5 of 9 people found the following review helpful
A temple of solitude,
This review is from: "Mary" and "The Wrongs of Woman" (Paperback)
The story of 'Mary' is all about moods.
Being badly treated by her husband, Mary flees in the arms of her friend Ann. After Ann's death, Mary meets another friend, Henry, who also dies. In a new confrontation with her husband, Mary longs for Heaven, 'a world where there is neither marrying, nor giving in marriage.'
The overall sentiment in this book is 'pity mistaken for love'.
Although Mary promises herself to 'do anything rather than be a slave', her attitude to life is resignation: 'I cannot argue against instincts.' 'Happiness was not to be founded on earth, for life is a dream, a frightful one.'
Against the sorry state of the majority of the English population (hunger, want of education, poverty, misery and dirt) or the hypocrisy of religion ('Many prayers may fall from the lips without purifying the heart'), her only reaction is melancholy: 'I have been wounded by ingratitude.'

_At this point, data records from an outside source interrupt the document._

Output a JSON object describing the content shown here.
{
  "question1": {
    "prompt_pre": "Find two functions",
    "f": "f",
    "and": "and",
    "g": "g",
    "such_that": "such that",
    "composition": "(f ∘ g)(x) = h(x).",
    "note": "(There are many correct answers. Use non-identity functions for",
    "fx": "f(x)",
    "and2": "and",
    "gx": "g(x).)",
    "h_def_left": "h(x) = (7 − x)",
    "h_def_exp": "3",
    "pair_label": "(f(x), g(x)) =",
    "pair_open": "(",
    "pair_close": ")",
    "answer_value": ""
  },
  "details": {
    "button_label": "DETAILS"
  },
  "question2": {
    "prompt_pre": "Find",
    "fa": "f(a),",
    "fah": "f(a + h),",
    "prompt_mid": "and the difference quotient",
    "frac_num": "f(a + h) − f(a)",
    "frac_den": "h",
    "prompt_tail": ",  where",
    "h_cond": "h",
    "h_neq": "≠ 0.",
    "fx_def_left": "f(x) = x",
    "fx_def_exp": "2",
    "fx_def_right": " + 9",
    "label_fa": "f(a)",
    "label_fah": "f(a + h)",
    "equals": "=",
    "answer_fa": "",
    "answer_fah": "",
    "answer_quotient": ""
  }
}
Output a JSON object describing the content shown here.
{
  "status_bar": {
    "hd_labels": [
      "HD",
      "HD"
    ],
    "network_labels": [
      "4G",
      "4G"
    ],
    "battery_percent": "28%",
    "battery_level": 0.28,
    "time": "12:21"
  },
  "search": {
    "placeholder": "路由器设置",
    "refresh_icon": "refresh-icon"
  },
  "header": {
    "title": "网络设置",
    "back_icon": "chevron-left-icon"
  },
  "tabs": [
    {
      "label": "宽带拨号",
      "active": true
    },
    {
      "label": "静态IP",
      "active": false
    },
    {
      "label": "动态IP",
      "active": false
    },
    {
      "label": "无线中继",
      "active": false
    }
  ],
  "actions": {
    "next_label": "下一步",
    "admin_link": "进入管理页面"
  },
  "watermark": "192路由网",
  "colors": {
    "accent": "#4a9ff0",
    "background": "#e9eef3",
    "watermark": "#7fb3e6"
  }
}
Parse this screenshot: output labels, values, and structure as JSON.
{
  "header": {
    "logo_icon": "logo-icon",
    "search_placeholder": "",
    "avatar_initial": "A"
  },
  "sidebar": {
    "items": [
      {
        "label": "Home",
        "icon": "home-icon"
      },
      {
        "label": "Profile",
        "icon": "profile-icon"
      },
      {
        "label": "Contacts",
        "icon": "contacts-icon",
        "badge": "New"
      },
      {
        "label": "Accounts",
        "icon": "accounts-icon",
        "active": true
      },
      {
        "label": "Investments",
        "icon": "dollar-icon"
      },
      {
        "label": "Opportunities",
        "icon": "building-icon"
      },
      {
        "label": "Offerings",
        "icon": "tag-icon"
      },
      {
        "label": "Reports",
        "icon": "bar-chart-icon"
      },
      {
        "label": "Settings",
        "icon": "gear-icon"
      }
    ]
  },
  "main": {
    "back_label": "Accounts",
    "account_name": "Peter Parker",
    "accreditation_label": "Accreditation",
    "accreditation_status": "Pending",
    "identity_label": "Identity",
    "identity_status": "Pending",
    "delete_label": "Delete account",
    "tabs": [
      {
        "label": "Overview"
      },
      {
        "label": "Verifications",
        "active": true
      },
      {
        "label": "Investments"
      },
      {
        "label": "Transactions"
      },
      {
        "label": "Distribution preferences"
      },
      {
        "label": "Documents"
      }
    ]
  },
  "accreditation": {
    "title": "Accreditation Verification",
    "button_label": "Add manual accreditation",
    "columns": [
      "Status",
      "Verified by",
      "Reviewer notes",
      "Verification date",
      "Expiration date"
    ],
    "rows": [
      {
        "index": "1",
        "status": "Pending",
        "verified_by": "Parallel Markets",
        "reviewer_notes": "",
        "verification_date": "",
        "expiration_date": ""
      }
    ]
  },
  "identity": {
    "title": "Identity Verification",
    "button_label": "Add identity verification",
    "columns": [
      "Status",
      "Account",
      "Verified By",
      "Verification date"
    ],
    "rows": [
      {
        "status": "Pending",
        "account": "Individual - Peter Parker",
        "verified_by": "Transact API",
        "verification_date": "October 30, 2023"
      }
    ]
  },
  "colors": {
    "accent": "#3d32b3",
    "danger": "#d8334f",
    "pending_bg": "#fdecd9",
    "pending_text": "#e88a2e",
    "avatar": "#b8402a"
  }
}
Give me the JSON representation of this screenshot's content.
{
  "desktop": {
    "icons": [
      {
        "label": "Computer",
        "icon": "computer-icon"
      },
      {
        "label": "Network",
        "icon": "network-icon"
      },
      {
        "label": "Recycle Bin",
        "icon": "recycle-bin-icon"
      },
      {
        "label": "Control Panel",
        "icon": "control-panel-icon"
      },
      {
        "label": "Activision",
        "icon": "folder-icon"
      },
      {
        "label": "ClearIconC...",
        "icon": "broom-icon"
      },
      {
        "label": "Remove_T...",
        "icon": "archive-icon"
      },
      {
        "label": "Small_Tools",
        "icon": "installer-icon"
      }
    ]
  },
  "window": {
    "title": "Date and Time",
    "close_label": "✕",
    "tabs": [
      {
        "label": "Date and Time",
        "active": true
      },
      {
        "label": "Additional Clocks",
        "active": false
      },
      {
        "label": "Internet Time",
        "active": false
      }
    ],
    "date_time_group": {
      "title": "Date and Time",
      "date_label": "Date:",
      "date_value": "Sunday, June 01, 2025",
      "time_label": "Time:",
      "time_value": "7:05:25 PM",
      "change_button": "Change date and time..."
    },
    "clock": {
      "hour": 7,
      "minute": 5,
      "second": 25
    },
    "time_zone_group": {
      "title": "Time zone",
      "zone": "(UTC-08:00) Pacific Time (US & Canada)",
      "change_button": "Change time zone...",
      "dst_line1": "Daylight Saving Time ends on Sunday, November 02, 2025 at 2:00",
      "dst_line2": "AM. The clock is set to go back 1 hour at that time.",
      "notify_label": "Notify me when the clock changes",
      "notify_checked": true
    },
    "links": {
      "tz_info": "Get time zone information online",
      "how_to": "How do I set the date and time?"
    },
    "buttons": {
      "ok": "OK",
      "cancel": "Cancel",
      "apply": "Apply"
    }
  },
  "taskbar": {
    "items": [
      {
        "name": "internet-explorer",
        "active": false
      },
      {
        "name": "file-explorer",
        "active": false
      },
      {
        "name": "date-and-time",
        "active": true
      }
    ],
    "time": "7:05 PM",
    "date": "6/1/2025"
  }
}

There is also an undertone of fear of sexuality and pregnancies: 'love leads to madness.'
Mary is a victim of life. She doesn't live. She is lived.
This story is certainly not one of the highlights of English literature. Its plot is poor and it doesn't have the biting aggression of Mary Wollstonecraft's other story 'Maria'.
But it is still a worth-while read.